If every criminal has a back story, the horrific terror attack that happened May 22 in Manchester, England, was preceded by a sordid mystery novel combining depression, social ostracization, radicalization and multigenerational hate — exactly the kind of story the Islamic State (IS) seeks to prey upon and publicize.
As the investigation into British-born Libyan suicide bomber Salman Abedi continues, the question of whether Abedi was acting alone or affiliated with a larger scheme likely holds the key to unlocking his motivations and the geostrategic significance of his act. Was his crime motivated by his gang connections, his social marginalization or his family’s long history within Libya’s tight-knit activist Salafi movements? Abedi’s back story may represent a unique combination of these elements, but it fits firmly within a similar pastiche of other young people who, due to personal predilections and psychological problems on the one hand and familial and social connections on the other, fall easily into the radical Islamist milieu.
IS media was quick to claim responsibility for the attack, but there is scant evidence that Abedi was acting on IS’ direct orders. That is not how terrorism in 2017 works — millennials are the “me” generation, prone to doing things their own way. IS is capitalizing on their initiative. While Abedi’s bomb-making technique matches IS’ trademark methods in previous attacks, the complexity of its construction, including a backup triggering mechanism, exceeds those of the past. In short, Abedi did not seem to be a novice making a bomb by following a YouTube video tutorial. This should come as no surprise given his multiple trips back and forth to Libya — where his family is widely associated with the Salafi jihadi movement.

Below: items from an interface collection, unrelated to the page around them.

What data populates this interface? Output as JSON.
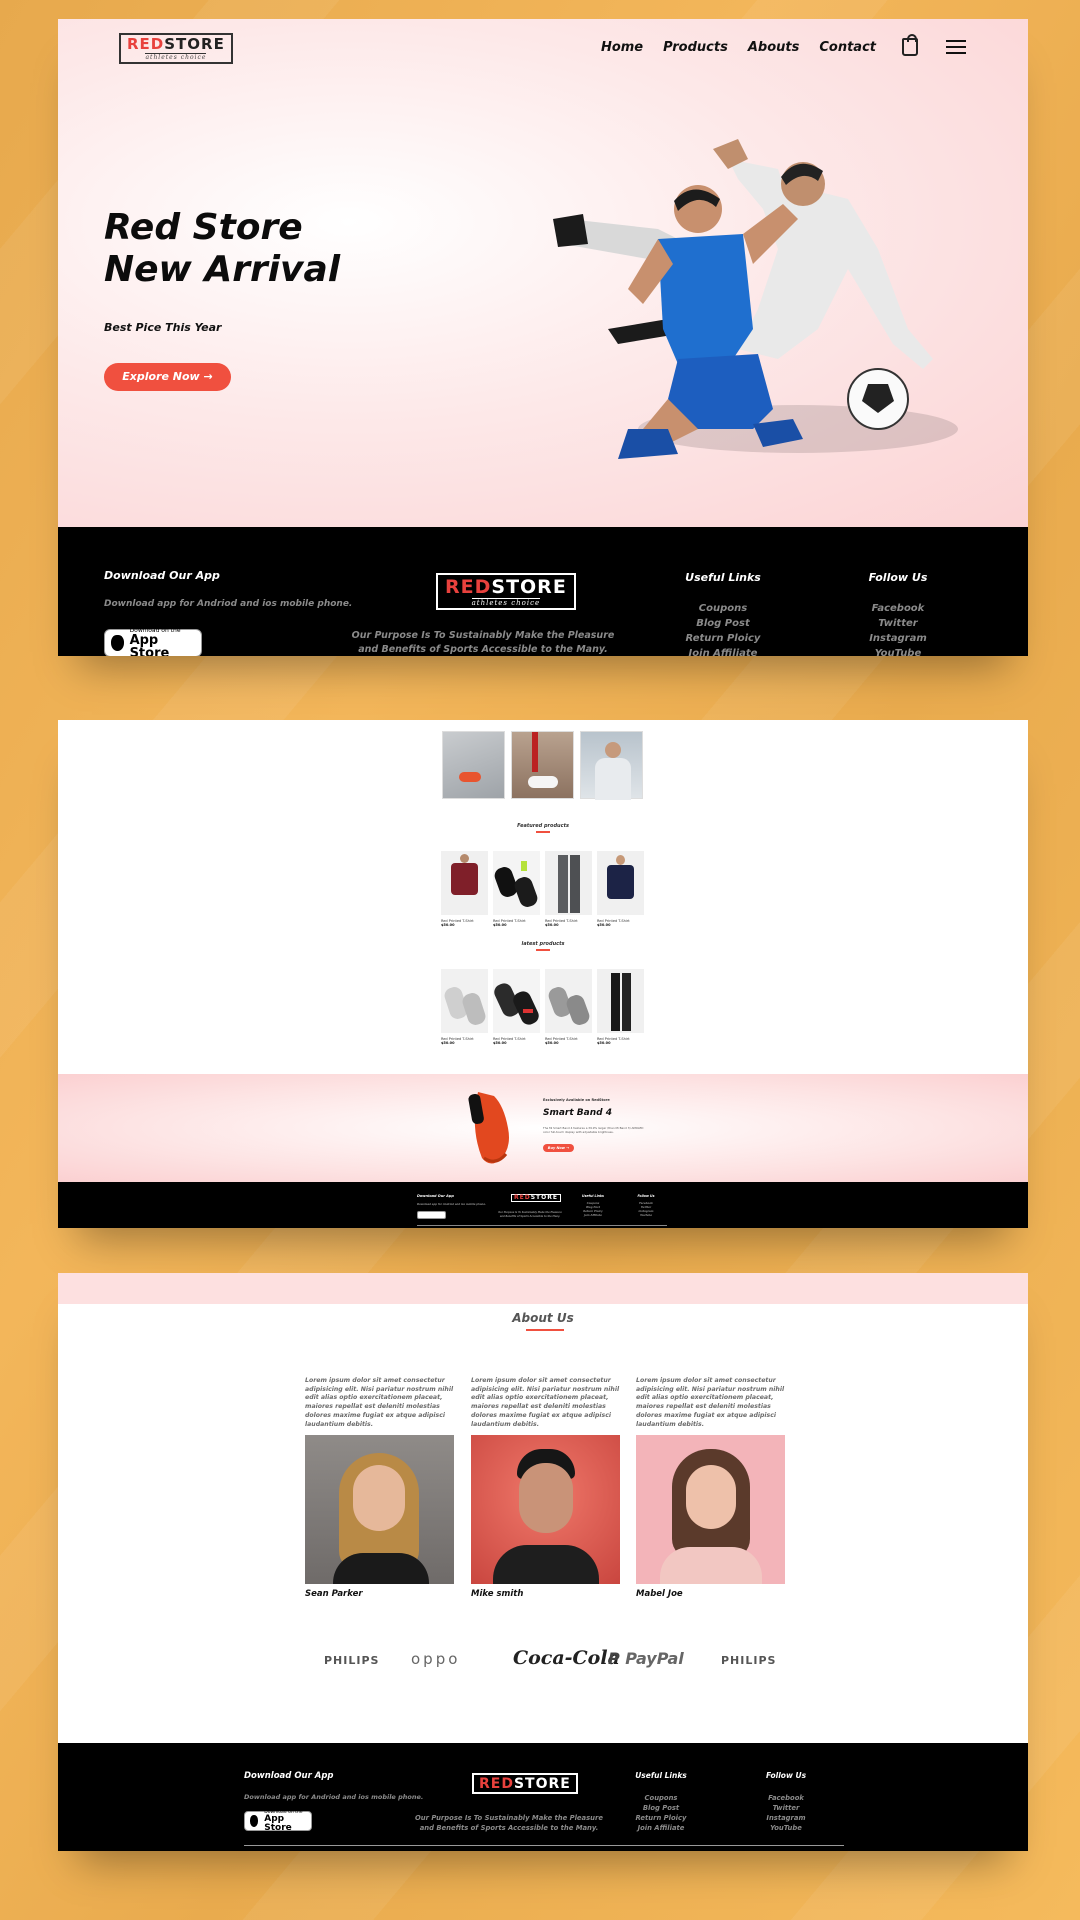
{
  "colors": {
    "accent": "#f0503f",
    "background": "#edae52",
    "hero_bg": "#fde4e4",
    "footer_bg": "#000000"
  },
  "header": {
    "logo": {
      "red": "RED",
      "dark": "STORE",
      "tagline": "athletes choice"
    },
    "nav": [
      "Home",
      "Products",
      "Abouts",
      "Contact"
    ],
    "icons": [
      "shopping-bag-icon",
      "hamburger-menu-icon"
    ]
  },
  "hero": {
    "title_line1": "Red Store",
    "title_line2": "New Arrival",
    "subtitle": "Best Pice This Year",
    "cta": "Explore Now →",
    "image": "soccer-players-image"
  },
  "footer": {
    "download_title": "Download Our App",
    "download_text": "Download app for Andriod and ios mobile phone.",
    "app_store_small": "Download on the",
    "app_store_big": "App Store",
    "purpose_line1": "Our Purpose Is To Sustainably Make the Pleasure",
    "purpose_line2": "and Benefits of Sports Accessible to the Many.",
    "useful_title": "Useful Links",
    "useful_links": [
      "Coupons",
      "Blog Post",
      "Return Ploicy",
      "Join Affiliate"
    ],
    "follow_title": "Follow Us",
    "follow_links": [
      "Facebook",
      "Twitter",
      "Instagram",
      "YouTube"
    ]
  },
  "products_page": {
    "categories": [
      "category-1",
      "category-2",
      "category-3"
    ],
    "featured_title": "Featured products",
    "latest_title": "latest products",
    "product_name": "Red Printed T-Shirt",
    "product_price": "$50.00",
    "offer_label": "Exclusively Available on RedStore",
    "offer_title": "Smart Band 4",
    "offer_text": "The Mi Smart Band 4 features a 39.9% larger (than Mi Band 3) AMOLED color full-touch display with adjustable brightness.",
    "offer_button": "Buy Now →"
  },
  "about": {
    "title": "About Us",
    "paragraph": "Lorem ipsum dolor sit amet consectetur adipisicing elit. Nisi pariatur nostrum nihil edit alias optio exercitationem placeat, maiores repellat est deleniti molestias dolores maxime fugiat ex atque adipisci laudantium debitis.",
    "people": [
      "Sean Parker",
      "Mike smith",
      "Mabel Joe"
    ],
    "brands": [
      "PHILIPS",
      "oppo",
      "Coca-Cola",
      "PayPal",
      "PHILIPS"
    ]
  }
}
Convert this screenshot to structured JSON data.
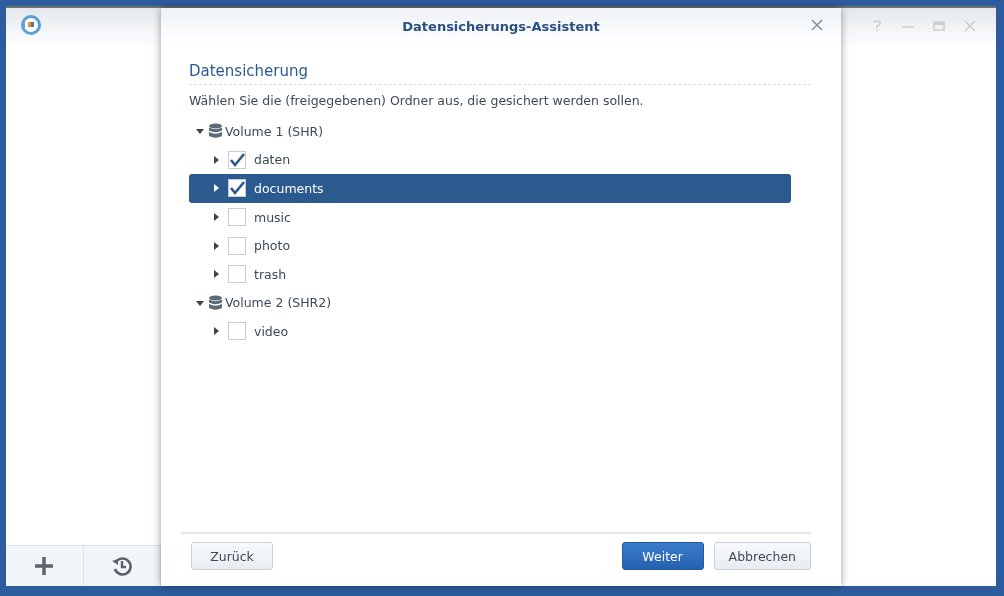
{
  "dialog": {
    "title": "Datensicherungs-Assistent",
    "section_title": "Datensicherung",
    "instruction": "Wählen Sie die (freigegebenen) Ordner aus, die gesichert werden sollen.",
    "tree": [
      {
        "label": "Volume 1 (SHR)",
        "kind": "volume",
        "expanded": true,
        "children": [
          {
            "label": "daten",
            "expanded": false,
            "checked": true,
            "selected": false
          },
          {
            "label": "documents",
            "expanded": false,
            "checked": true,
            "selected": true
          },
          {
            "label": "music",
            "expanded": false,
            "checked": false,
            "selected": false
          },
          {
            "label": "photo",
            "expanded": false,
            "checked": false,
            "selected": false
          },
          {
            "label": "trash",
            "expanded": false,
            "checked": false,
            "selected": false
          }
        ]
      },
      {
        "label": "Volume 2 (SHR2)",
        "kind": "volume",
        "expanded": true,
        "children": [
          {
            "label": "video",
            "expanded": false,
            "checked": false,
            "selected": false
          }
        ]
      }
    ],
    "buttons": [
      {
        "label": "Zurück",
        "kind": "secondary"
      },
      {
        "label": "Weiter",
        "kind": "primary"
      },
      {
        "label": "Abbrechen",
        "kind": "secondary"
      }
    ]
  }
}
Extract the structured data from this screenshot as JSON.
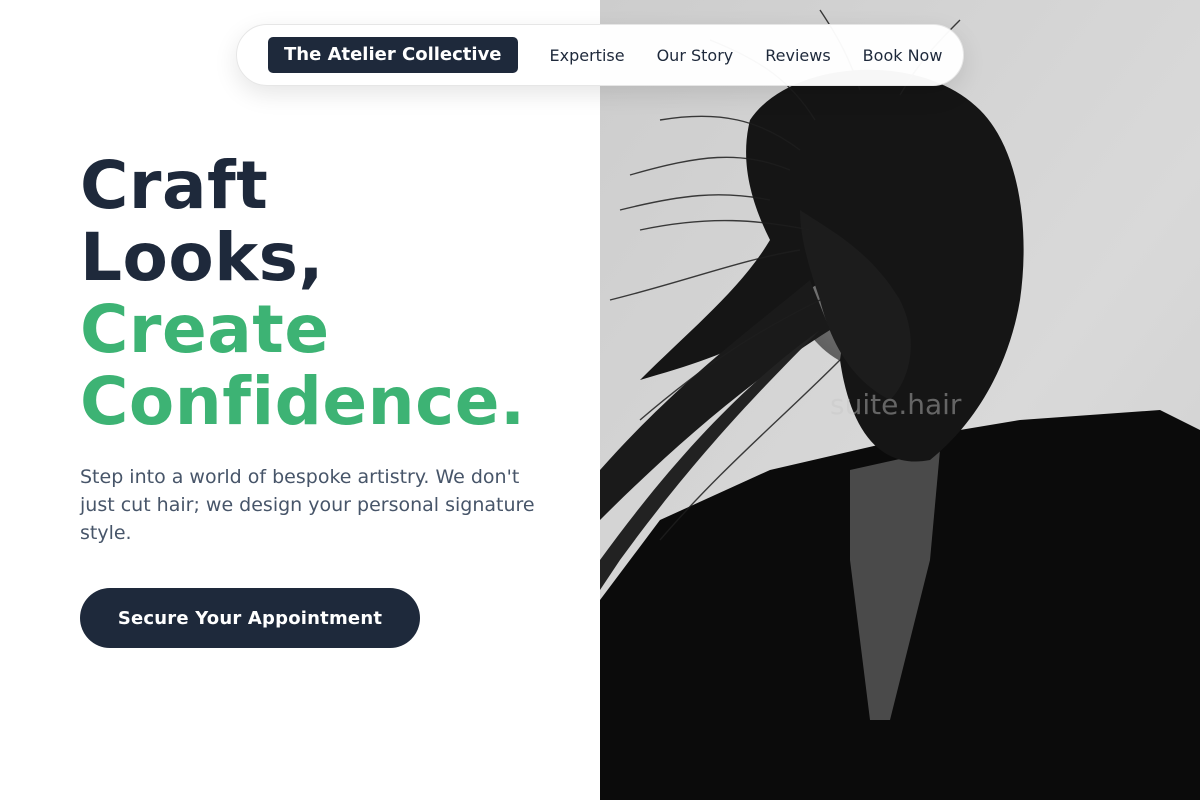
{
  "nav": {
    "brand": "The Atelier Collective",
    "links": [
      "Expertise",
      "Our Story",
      "Reviews",
      "Book Now"
    ]
  },
  "hero": {
    "headline_line1": "Craft",
    "headline_line2": "Looks,",
    "headline_line3": "Create",
    "headline_line4": "Confidence.",
    "subtext": "Step into a world of bespoke artistry. We don't just cut hair; we design your personal signature style.",
    "cta_label": "Secure Your Appointment"
  },
  "photo": {
    "watermark": "suite.hair"
  },
  "colors": {
    "dark": "#1e293b",
    "accent_green": "#3db374",
    "body_text": "#475569",
    "background": "#ffffff"
  }
}
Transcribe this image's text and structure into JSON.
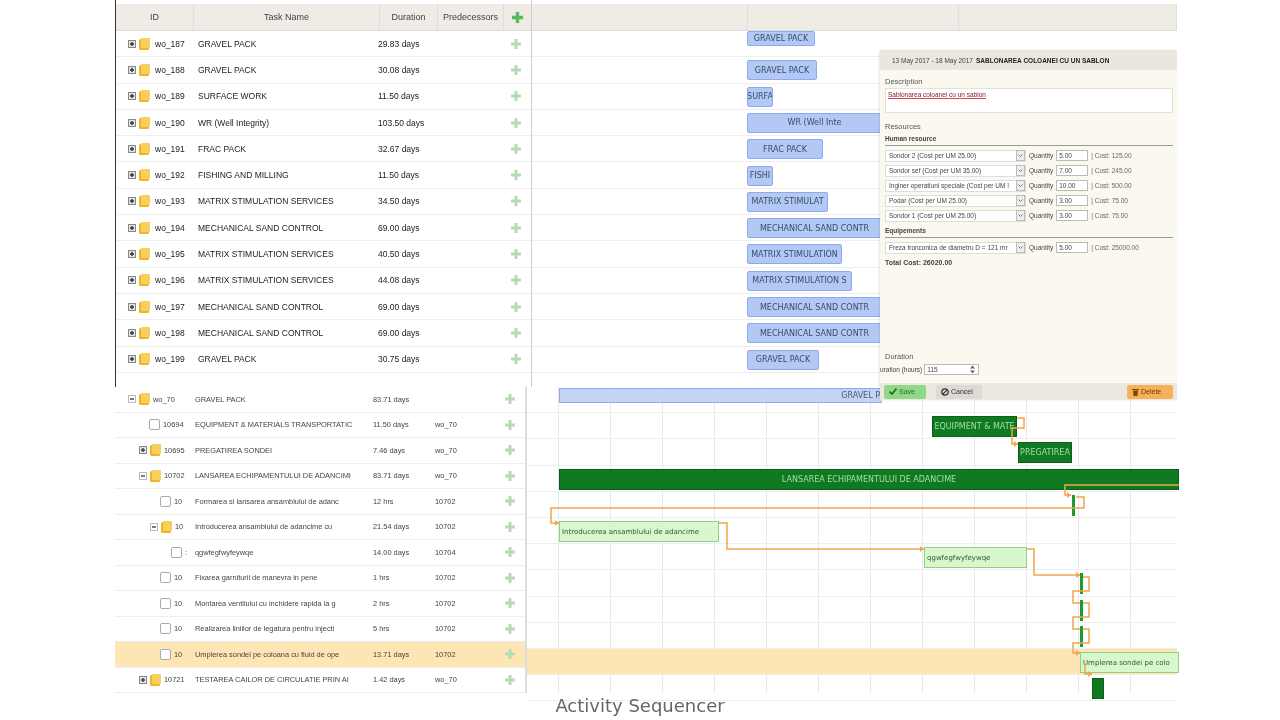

His trips provided ample opportunity for such advanced training and the ability to operationalize his prior contacts in Manchester.